▶ [Work item]
Each entry below should be retyped exactly as given.

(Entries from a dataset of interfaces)
Start of Block

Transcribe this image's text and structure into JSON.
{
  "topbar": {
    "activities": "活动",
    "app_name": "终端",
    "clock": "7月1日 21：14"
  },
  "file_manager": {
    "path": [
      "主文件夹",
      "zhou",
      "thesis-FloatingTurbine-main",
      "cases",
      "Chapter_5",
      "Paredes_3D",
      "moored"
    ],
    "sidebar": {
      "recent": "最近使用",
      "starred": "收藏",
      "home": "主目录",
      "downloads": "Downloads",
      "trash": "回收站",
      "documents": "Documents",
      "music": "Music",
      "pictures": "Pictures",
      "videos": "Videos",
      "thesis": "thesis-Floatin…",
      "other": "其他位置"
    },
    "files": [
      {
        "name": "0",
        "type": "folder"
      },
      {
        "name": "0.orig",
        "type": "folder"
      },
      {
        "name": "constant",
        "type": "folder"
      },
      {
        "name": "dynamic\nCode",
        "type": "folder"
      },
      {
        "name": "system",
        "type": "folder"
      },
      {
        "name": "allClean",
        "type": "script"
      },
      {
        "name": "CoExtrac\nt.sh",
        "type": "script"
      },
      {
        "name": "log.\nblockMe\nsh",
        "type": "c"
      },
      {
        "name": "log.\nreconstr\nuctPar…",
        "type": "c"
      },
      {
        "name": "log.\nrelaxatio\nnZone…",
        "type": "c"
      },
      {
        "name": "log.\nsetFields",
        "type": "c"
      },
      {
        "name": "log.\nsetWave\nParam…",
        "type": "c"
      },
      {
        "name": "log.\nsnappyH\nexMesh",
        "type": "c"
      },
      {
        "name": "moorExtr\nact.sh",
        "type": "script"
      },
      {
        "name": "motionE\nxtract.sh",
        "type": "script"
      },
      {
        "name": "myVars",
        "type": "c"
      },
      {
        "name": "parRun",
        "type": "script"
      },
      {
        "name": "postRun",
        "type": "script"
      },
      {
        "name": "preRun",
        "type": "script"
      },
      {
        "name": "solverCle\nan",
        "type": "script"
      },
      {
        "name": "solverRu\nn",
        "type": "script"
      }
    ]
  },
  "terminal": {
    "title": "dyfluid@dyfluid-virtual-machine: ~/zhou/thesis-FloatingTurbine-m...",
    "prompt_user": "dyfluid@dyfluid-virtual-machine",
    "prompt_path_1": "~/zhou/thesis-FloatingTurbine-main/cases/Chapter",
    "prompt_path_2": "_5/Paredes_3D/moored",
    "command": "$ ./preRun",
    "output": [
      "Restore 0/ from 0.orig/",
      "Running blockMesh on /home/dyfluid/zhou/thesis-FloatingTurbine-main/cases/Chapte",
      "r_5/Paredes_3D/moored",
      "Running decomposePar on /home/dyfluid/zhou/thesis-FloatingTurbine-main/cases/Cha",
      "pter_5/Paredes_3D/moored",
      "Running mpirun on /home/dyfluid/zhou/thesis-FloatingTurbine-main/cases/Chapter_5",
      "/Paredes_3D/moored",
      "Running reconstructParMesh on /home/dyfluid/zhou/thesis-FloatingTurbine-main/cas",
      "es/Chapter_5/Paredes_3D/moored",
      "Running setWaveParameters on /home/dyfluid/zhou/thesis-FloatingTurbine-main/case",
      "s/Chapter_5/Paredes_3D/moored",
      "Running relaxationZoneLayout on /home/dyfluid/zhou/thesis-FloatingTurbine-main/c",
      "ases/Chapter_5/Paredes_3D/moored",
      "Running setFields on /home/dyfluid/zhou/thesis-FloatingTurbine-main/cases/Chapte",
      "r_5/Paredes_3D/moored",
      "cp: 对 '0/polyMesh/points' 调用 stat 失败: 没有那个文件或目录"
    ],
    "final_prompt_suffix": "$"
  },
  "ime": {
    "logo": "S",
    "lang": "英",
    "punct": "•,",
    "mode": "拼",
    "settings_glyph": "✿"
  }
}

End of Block

▶ [Output of the exercise]
Transcribe this image's text and structure into JSON.
{
  "topbar": {
    "activities": "活动",
    "app_name": "终端",
    "clock": "7月1日 21：14"
  },
  "file_manager": {
    "path": [
      "主文件夹",
      "zhou",
      "thesis-FloatingTurbine-main",
      "cases",
      "Chapter_5",
      "Paredes_3D",
      "moored"
    ],
    "sidebar": {
      "recent": "最近使用",
      "starred": "收藏",
      "home": "主目录",
      "downloads": "Downloads",
      "trash": "回收站",
      "documents": "Documents",
      "music": "Music",
      "pictures": "Pictures",
      "videos": "Videos",
      "thesis": "thesis-Floatin…",
      "other": "其他位置"
    },
    "files": [
      {
        "name": "0",
        "type": "folder"
      },
      {
        "name": "0.orig",
        "type": "folder"
      },
      {
        "name": "constant",
        "type": "folder"
      },
      {
        "name": "dynamic\nCode",
        "type": "folder"
      },
      {
        "name": "system",
        "type": "folder"
      },
      {
        "name": "allClean",
        "type": "script"
      },
      {
        "name": "CoExtrac\nt.sh",
        "type": "script"
      },
      {
        "name": "log.\nblockMe\nsh",
        "type": "c"
      },
      {
        "name": "log.\nreconstr\nuctPar…",
        "type": "c"
      },
      {
        "name": "log.\nrelaxatio\nnZone…",
        "type": "c"
      },
      {
        "name": "log.\nsetFields",
        "type": "c"
      },
      {
        "name": "log.\nsetWave\nParam…",
        "type": "c"
      },
      {
        "name": "log.\nsnappyH\nexMesh",
        "type": "c"
      },
      {
        "name": "moorExtr\nact.sh",
        "type": "script"
      },
      {
        "name": "motionE\nxtract.sh",
        "type": "script"
      },
      {
        "name": "myVars",
        "type": "c"
      },
      {
        "name": "parRun",
        "type": "script"
      },
      {
        "name": "postRun",
        "type": "script"
      },
      {
        "name": "preRun",
        "type": "script"
      },
      {
        "name": "solverCle\nan",
        "type": "script"
      },
      {
        "name": "solverRu\nn",
        "type": "script"
      }
    ]
  },
  "terminal": {
    "title": "dyfluid@dyfluid-virtual-machine: ~/zhou/thesis-FloatingTurbine-m...",
    "prompt_user": "dyfluid@dyfluid-virtual-machine",
    "prompt_path_1": "~/zhou/thesis-FloatingTurbine-main/cases/Chapter",
    "prompt_path_2": "_5/Paredes_3D/moored",
    "command": "$ ./preRun",
    "output": [
      "Restore 0/ from 0.orig/",
      "Running blockMesh on /home/dyfluid/zhou/thesis-FloatingTurbine-main/cases/Chapte",
      "r_5/Paredes_3D/moored",
      "Running decomposePar on /home/dyfluid/zhou/thesis-FloatingTurbine-main/cases/Cha",
      "pter_5/Paredes_3D/moored",
      "Running mpirun on /home/dyfluid/zhou/thesis-FloatingTurbine-main/cases/Chapter_5",
      "/Paredes_3D/moored",
      "Running reconstructParMesh on /home/dyfluid/zhou/thesis-FloatingTurbine-main/cas",
      "es/Chapter_5/Paredes_3D/moored",
      "Running setWaveParameters on /home/dyfluid/zhou/thesis-FloatingTurbine-main/case",
      "s/Chapter_5/Paredes_3D/moored",
      "Running relaxationZoneLayout on /home/dyfluid/zhou/thesis-FloatingTurbine-main/c",
      "ases/Chapter_5/Paredes_3D/moored",
      "Running setFields on /home/dyfluid/zhou/thesis-FloatingTurbine-main/cases/Chapte",
      "r_5/Paredes_3D/moored",
      "cp: 对 '0/polyMesh/points' 调用 stat 失败: 没有那个文件或目录"
    ],
    "final_prompt_suffix": "$"
  },
  "ime": {
    "logo": "S",
    "lang": "英",
    "punct": "•,",
    "mode": "拼",
    "settings_glyph": "✿"
  }
}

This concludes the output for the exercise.